Work request: If a line in the material below holds the string "dakika", tally it, then give the tally alone.

Raw data:
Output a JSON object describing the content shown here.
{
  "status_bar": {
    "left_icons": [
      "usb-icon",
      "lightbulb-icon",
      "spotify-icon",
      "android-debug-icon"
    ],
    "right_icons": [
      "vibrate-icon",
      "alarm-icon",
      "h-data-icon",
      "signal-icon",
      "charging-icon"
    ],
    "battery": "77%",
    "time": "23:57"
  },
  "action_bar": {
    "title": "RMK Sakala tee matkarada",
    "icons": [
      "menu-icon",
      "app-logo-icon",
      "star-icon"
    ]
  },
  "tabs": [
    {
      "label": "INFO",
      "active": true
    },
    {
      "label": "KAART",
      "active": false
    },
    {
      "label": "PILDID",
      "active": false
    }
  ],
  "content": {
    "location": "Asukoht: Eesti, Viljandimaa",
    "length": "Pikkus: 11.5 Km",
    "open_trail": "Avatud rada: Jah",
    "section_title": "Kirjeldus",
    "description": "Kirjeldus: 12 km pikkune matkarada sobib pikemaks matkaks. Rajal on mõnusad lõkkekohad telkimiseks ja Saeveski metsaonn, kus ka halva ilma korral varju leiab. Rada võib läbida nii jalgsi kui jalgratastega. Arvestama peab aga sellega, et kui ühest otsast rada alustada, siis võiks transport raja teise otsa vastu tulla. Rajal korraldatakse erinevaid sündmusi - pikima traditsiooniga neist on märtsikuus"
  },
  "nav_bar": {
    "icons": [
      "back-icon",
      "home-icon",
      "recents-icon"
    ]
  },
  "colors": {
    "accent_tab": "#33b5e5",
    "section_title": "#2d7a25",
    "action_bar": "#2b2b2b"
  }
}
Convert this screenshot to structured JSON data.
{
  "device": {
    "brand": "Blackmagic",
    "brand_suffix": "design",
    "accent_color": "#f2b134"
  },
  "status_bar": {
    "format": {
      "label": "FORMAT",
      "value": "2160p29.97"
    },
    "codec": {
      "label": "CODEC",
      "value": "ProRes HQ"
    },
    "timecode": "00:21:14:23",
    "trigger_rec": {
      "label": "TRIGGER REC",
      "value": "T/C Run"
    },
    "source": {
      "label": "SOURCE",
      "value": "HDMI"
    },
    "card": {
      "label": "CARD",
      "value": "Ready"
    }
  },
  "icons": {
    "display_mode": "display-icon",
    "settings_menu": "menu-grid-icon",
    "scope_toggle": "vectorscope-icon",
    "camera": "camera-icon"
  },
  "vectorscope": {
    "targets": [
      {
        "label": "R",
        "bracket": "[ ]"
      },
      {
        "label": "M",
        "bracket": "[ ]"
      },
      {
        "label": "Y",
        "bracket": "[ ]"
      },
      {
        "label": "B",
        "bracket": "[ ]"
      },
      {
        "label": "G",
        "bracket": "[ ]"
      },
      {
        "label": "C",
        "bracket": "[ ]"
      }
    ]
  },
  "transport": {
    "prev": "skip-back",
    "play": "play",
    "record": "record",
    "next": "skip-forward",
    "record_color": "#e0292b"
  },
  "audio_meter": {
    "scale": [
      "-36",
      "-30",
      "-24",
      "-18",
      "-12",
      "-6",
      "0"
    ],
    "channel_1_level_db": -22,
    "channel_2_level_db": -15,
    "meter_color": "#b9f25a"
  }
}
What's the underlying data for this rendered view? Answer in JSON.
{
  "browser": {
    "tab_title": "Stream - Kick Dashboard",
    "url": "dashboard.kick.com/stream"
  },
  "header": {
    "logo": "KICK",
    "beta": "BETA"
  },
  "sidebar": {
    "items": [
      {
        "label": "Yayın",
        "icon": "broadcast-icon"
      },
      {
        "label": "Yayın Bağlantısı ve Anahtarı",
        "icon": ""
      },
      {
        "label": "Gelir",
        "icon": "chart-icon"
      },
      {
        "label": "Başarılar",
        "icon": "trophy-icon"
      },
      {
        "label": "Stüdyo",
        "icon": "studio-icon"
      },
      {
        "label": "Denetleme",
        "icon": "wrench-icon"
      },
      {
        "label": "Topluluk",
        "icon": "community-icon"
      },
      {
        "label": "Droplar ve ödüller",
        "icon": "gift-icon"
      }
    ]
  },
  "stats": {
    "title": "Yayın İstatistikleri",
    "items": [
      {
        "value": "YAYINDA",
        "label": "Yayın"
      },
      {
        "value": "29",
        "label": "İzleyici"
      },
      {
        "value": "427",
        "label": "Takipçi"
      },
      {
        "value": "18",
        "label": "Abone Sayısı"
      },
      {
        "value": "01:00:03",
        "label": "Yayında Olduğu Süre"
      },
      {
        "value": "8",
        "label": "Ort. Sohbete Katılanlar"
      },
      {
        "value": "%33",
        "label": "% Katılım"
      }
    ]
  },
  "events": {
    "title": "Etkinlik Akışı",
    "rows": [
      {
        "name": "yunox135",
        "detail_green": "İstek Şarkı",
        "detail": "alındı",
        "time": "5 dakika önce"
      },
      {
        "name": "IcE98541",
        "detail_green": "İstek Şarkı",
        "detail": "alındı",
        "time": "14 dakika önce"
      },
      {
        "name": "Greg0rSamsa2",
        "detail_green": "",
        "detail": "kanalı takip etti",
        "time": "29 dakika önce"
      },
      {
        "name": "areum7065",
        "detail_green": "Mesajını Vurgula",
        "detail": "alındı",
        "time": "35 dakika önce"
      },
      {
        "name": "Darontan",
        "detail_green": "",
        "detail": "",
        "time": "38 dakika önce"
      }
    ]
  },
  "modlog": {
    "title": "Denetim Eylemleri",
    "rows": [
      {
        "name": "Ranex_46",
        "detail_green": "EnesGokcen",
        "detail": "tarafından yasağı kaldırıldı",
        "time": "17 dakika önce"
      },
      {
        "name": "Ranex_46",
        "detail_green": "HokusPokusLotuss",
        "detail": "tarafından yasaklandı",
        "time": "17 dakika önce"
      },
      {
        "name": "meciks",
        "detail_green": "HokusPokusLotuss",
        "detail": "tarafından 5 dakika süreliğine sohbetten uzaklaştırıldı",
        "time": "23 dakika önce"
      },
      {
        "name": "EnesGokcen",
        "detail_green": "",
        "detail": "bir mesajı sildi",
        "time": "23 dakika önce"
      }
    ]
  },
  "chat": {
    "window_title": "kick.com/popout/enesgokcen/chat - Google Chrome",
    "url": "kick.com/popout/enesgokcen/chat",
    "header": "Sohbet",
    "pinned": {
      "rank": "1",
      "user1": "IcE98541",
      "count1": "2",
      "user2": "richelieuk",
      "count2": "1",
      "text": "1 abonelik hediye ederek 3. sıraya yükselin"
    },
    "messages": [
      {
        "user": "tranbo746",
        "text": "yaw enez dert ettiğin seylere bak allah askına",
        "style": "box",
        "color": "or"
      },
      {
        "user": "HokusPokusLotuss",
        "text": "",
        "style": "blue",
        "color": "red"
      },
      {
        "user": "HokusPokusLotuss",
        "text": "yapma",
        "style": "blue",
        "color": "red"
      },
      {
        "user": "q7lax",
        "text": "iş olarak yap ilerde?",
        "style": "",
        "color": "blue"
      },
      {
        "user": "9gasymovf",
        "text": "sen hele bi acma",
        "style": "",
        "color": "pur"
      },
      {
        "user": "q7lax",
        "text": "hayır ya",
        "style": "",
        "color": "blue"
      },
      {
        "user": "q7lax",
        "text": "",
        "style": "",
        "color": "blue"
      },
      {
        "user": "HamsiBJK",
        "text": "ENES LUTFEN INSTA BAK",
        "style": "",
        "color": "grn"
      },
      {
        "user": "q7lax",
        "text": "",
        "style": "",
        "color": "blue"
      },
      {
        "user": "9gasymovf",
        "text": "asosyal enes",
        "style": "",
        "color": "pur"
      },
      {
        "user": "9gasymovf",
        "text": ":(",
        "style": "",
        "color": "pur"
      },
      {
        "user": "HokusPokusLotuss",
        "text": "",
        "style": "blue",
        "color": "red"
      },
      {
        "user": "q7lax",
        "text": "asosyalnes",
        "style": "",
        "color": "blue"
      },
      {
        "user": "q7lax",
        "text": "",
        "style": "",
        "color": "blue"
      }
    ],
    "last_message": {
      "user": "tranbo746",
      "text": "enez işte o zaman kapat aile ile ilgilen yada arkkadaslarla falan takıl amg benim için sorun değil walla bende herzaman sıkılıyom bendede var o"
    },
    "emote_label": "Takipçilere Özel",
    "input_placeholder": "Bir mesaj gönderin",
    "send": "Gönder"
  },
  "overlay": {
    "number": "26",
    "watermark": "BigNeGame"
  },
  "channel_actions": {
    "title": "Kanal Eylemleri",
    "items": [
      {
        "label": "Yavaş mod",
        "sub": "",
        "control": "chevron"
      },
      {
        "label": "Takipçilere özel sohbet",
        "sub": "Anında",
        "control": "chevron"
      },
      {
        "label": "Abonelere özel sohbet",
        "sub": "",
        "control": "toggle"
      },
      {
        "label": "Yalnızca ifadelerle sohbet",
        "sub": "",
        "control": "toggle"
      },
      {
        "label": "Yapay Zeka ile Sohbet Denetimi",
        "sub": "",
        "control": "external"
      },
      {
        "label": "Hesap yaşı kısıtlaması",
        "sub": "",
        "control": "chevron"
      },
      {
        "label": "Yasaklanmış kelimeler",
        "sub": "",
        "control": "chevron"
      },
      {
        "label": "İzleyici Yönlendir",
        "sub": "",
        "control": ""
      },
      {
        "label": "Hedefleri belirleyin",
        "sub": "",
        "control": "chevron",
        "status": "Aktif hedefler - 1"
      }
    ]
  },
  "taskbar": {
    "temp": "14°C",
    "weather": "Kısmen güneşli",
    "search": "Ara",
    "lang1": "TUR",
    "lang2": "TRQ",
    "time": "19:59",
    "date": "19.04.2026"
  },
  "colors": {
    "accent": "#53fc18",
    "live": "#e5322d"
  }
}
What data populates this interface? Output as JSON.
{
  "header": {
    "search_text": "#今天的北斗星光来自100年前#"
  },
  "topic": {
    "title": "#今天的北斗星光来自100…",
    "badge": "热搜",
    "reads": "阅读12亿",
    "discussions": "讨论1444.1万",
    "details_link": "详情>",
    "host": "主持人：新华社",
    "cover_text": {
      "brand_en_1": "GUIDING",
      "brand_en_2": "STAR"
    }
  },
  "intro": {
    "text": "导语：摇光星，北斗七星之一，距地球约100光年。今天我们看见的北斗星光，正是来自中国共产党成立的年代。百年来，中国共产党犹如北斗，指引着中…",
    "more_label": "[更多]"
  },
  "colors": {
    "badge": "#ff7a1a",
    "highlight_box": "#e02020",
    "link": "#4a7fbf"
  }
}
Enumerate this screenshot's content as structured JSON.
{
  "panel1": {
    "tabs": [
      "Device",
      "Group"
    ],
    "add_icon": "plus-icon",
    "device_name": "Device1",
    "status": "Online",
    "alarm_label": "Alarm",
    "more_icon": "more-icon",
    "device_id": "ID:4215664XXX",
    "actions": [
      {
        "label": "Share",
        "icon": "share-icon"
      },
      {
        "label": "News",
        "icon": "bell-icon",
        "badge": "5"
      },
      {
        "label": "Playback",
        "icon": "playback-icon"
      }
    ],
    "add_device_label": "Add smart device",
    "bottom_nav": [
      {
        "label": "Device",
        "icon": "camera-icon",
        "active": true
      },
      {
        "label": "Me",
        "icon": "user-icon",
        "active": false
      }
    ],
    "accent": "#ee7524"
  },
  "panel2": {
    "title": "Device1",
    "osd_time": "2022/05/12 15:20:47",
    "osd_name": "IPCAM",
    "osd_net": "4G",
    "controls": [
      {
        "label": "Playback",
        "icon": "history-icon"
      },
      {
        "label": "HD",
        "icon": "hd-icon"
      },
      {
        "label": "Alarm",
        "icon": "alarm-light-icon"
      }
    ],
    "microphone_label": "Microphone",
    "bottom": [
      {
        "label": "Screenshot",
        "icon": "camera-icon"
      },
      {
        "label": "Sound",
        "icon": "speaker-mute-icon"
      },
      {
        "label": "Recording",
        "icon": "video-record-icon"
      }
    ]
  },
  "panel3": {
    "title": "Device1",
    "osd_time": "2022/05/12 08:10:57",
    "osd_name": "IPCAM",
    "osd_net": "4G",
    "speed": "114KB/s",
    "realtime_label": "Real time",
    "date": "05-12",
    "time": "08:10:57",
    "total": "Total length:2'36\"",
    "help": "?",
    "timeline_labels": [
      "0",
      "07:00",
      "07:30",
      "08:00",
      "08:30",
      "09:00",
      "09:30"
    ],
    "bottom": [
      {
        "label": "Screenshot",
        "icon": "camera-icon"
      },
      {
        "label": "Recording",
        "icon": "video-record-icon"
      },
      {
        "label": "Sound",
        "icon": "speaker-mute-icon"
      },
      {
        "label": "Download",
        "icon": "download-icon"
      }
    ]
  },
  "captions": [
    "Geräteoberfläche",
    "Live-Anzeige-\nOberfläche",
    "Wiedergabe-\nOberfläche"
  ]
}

Task solution: 10